Check every line of the data below for the word "want". Copy the ones that have it.

■ ■ ■ ■ ■ ■ ■

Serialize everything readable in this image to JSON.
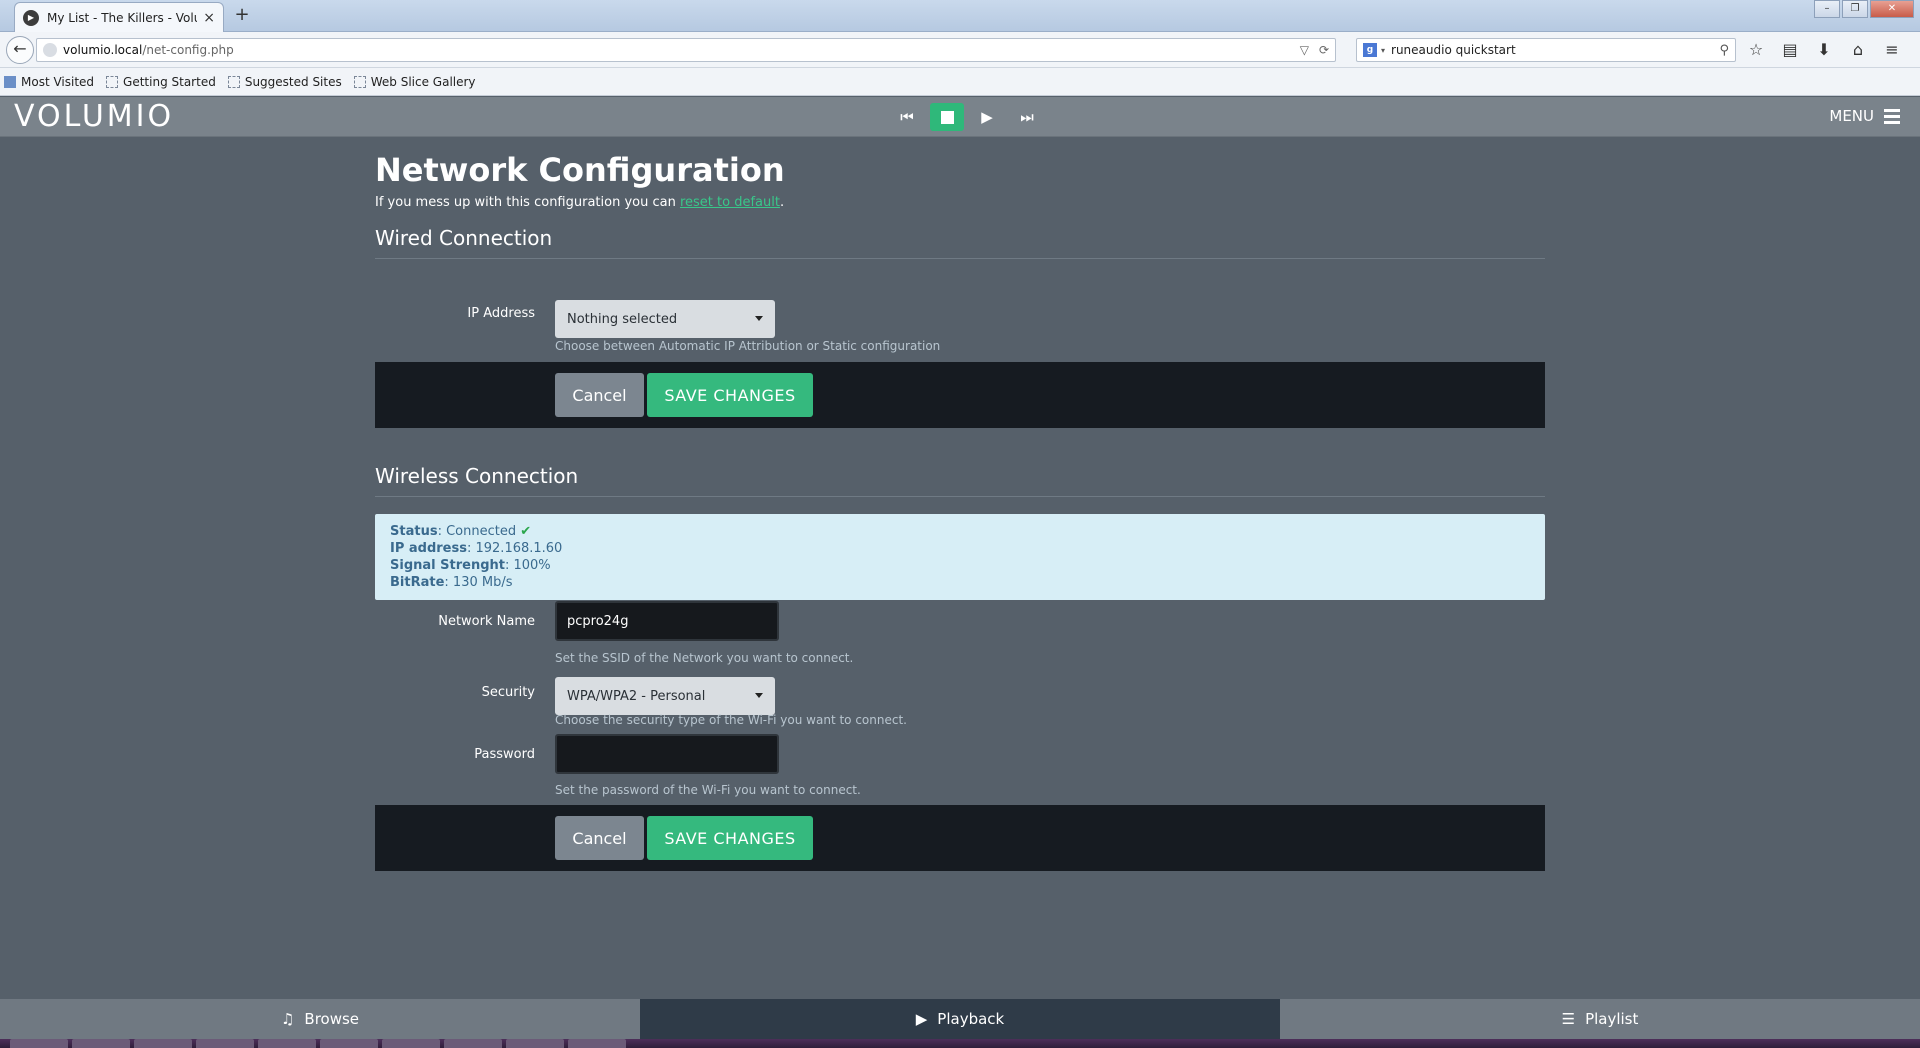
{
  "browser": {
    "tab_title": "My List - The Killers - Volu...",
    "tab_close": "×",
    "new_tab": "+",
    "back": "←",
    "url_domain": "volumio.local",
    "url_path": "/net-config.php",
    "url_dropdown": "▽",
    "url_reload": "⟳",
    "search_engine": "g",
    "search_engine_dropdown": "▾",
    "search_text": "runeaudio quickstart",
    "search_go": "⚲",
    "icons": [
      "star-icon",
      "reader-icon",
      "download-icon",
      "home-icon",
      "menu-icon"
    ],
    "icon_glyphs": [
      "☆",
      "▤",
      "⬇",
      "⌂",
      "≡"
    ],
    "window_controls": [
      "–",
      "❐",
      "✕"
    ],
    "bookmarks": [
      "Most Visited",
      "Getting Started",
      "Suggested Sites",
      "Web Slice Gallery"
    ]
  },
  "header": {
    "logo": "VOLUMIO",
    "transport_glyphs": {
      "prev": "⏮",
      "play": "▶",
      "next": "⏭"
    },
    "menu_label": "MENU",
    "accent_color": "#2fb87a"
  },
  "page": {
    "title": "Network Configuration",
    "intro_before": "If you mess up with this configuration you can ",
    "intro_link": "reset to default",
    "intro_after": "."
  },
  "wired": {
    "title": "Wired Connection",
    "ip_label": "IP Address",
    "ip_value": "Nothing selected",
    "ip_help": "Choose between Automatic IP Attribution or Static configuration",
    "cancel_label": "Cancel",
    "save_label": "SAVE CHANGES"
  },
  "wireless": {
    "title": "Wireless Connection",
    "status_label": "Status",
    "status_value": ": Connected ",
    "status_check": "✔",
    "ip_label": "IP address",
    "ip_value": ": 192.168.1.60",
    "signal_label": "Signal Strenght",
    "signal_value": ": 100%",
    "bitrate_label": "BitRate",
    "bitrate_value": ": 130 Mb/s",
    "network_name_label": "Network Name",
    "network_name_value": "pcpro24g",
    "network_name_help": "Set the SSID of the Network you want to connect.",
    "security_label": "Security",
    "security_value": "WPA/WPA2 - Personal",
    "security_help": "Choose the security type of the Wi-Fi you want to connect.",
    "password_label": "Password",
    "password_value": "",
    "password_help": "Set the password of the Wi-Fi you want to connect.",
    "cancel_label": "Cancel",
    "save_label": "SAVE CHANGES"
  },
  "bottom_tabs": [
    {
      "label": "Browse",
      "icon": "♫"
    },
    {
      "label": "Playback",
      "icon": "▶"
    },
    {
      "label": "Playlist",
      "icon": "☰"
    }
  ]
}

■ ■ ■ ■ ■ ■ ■

Response:
    "network_name_help": "Set the SSID of the Network you want to connect.",
    "security_help": "Choose the security type of the Wi-Fi you want to connect.",
    "password_help": "Set the password of the Wi-Fi you want to connect.",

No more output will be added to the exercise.